I love summer.

The cookouts. The watersports. The gardening. The camping. In fact, it's really hard for me to find much about summer that I don't like.

That is, until I took up running. Now my favorite season brings me my least favorite weather conditions for running.

Traditionally, I have just avoided the heat. I ran early, very late (because it's often hot until 9 or 10 p.m.) or in the gym on the dreaded treadmill. But this year I want to run the Deseret News Marathon. And while I have never run any of the races on the 24th of July, I once sat on the parade route, completely stationary and eating as many snow cones as I could afford, and, still, I thought I might need medical help to deal with my heat stroke.

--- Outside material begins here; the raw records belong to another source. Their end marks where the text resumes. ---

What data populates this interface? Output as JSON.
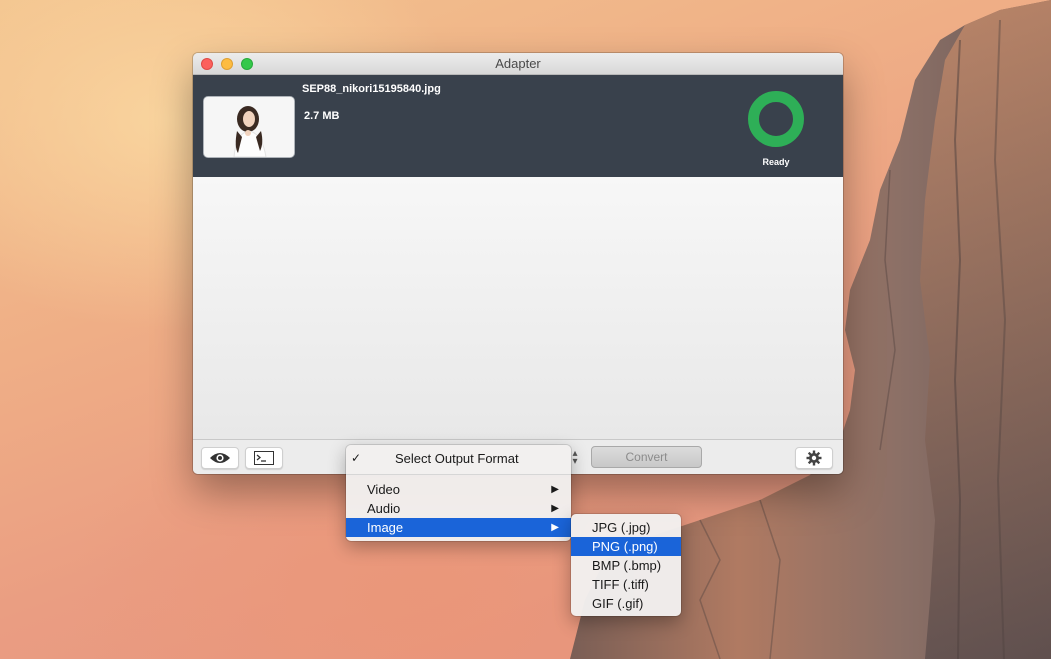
{
  "window": {
    "title": "Adapter"
  },
  "file": {
    "name": "SEP88_nikori15195840.jpg",
    "size": "2.7 MB",
    "status": "Ready",
    "progress": 1.0
  },
  "toolbar": {
    "convert_label": "Convert",
    "preview_icon": "eye-icon",
    "terminal_icon": "terminal-icon",
    "settings_icon": "gear-icon"
  },
  "format_menu": {
    "header": "Select Output Format",
    "checkmark": "✓",
    "items": [
      {
        "label": "Video",
        "arrow": "▶"
      },
      {
        "label": "Audio",
        "arrow": "▶"
      },
      {
        "label": "Image",
        "arrow": "▶"
      }
    ]
  },
  "image_submenu": {
    "items": [
      "JPG (.jpg)",
      "PNG (.png)",
      "BMP (.bmp)",
      "TIFF (.tiff)",
      "GIF (.gif)"
    ],
    "selected": "PNG (.png)"
  },
  "colors": {
    "accent": "#1a64d9",
    "ready_ring": "#2eaf57",
    "header_bg": "#39414c"
  }
}
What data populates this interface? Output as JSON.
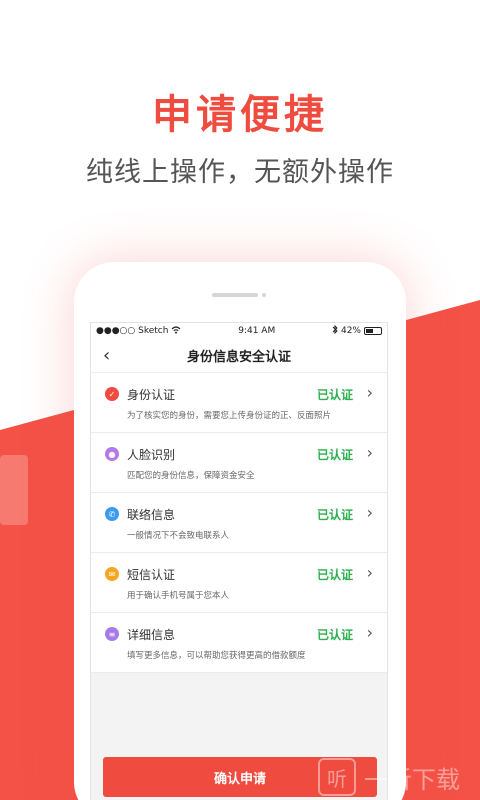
{
  "promo": {
    "headline": "申请便捷",
    "subline": "纯线上操作，无额外操作"
  },
  "statusbar": {
    "carrier": "●●●○○ Sketch",
    "time": "9:41 AM",
    "battery": "42%"
  },
  "nav": {
    "back_icon": "‹",
    "title": "身份信息安全认证"
  },
  "items": [
    {
      "title": "身份认证",
      "desc": "为了核实您的身份，需要您上传身份证的正、反面照片",
      "status": "已认证",
      "icon": "shield-icon",
      "color": "#ef4b3f",
      "glyph": "✓"
    },
    {
      "title": "人脸识别",
      "desc": "匹配您的身份信息，保障资金安全",
      "status": "已认证",
      "icon": "face-icon",
      "color": "#b47be8",
      "glyph": "●"
    },
    {
      "title": "联络信息",
      "desc": "一般情况下不会致电联系人",
      "status": "已认证",
      "icon": "phone-icon",
      "color": "#3a9bf0",
      "glyph": "✆"
    },
    {
      "title": "短信认证",
      "desc": "用于确认手机号属于您本人",
      "status": "已认证",
      "icon": "mail-icon",
      "color": "#f5a623",
      "glyph": "✉"
    },
    {
      "title": "详细信息",
      "desc": "填写更多信息，可以帮助您获得更高的借款额度",
      "status": "已认证",
      "icon": "document-icon",
      "color": "#a67be8",
      "glyph": "≡"
    }
  ],
  "confirm_label": "确认申请",
  "watermark": {
    "logo": "听",
    "text": "一听下载"
  },
  "colors": {
    "accent": "#ef4b3f",
    "verified": "#2bb04e"
  }
}
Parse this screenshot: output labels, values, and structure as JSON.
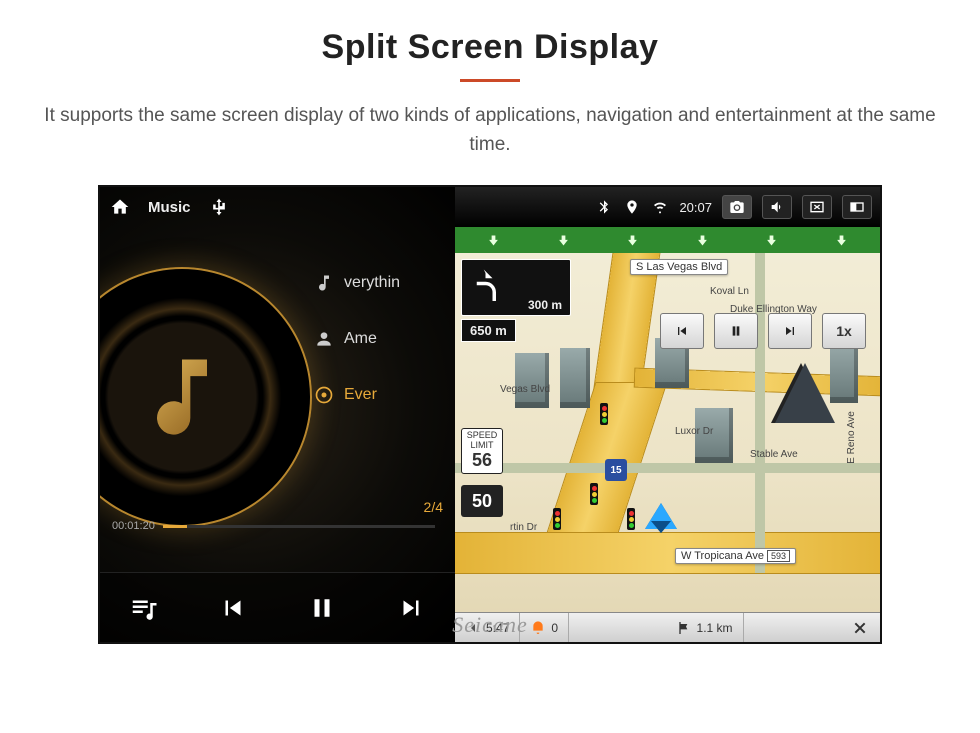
{
  "page": {
    "title": "Split Screen Display",
    "description": "It supports the same screen display of two kinds of applications, navigation and entertainment at the same time."
  },
  "status_bar": {
    "time": "20:07"
  },
  "music": {
    "header_label": "Music",
    "tracks": [
      {
        "label": "verythin"
      },
      {
        "label": "Ame"
      },
      {
        "label": "Ever"
      }
    ],
    "counter": "2/4",
    "time_elapsed": "00:01:20",
    "time_total": ""
  },
  "nav": {
    "turn": {
      "main_dist": "300 m",
      "sub_dist": "650 m"
    },
    "sim": {
      "speed_label": "1x"
    },
    "speed_sign": {
      "label": "SPEED LIMIT",
      "value": "56"
    },
    "shield50": "50",
    "shield15": "15",
    "streets": {
      "top": "S Las Vegas Blvd",
      "koval": "Koval Ln",
      "duke": "Duke Ellington Way",
      "vegas_blvd_w": "Vegas Blvd",
      "luxor": "Luxor Dr",
      "stable": "Stable Ave",
      "reno": "E Reno Ave",
      "martin": "rtin Dr",
      "tropicana": "W Tropicana Ave",
      "tropicana_num": "593"
    },
    "bottom": {
      "back_time": "5:47",
      "alert": "0",
      "dest_dist": "1.1 km"
    }
  },
  "watermark": "Seicane"
}
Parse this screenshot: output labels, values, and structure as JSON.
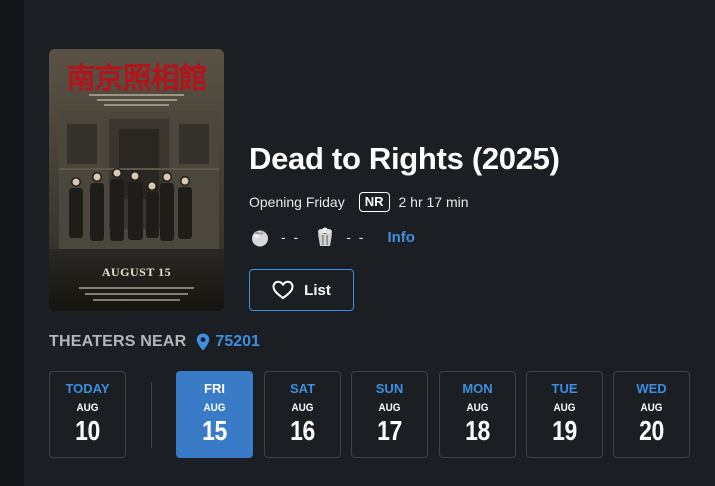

July, in case you have central air, is smoking hot in Utah.

So this summer I took a different approach. I have tried in the last month to acclimate myself to exercising in the heat. I figured if I could do hot yoga, I could run a few miles in 98-degree weather.

My first afternoon run — four miles at 2 p.m. — did not go well. I didn't take the temperature on the surface of my face, but I'm sure it could have melted metal. I was red-faced and thirsty for hours after the run. And, obviously, I ran almost a minute per mile slower.

See, heat is not a runner's friend. It forces us to deal with two of the most dangerous situations — dehydration and overheating.

I consulted some trainers and Web sites regarding the best way to improve my ability to run in the heat. No surprise, they advised the only way to get better at it was to actually torture myself on a consistent basis. One Web site said that it took about two weeks, while others said it might take longer.

So while I wanted to run in that cool morning air, I waited until I could barely stand the heat while parked in front of the television watching Oprah — and then I went for a run.

The first few outings were brutal.

Quite simply, running in the heat is a lot of work. Runners always have to be cognizant of the conditions, i.e. air quality, safety and of course, the weather. But to run even a few miles in 90-plus degree heat is something that anyone hoping to avoid problems has to plan for. So 24-hours a day I had to make sure I was drinking water. One person told me that while I worked out, I needed to be drinking something that would replace the electrolytes I was losing.

A person can only drink so much — or at least this person can only drink so much — so I chose to replace plain water with a sports drink, a protein/carbohydrate drink I mixed myself or water with electrolytes in it. I found some cool drops that you can put in your water and I also bought electrolyte tablets. I would never attempt to run in the heat without taking special precautions. That means actual support on a long run and weighing myself before and after workouts to figure out how much water I'm actually losing so I can replace it.

Oh, and as instructed, I can now consider it part of my training to eat as much salty food as I want! (Although, I would discourage runners from giving into the french fry craving. Grease is also not a runner's friend.)

And slowly, almost as slowly as I run, I felt better both during and after these runs. Lately, I have even been able to run hills in the afternoon heat. I don't think I will ever enjoy midafternoon workouts, but it's pretty exciting to feel better during the runs and recover faster. In fact, I will likely continue running some of the time in the hotter parts of the day to maintain my tolerance for the scorching temperatures.


E-mail: adonaldson@desnews.com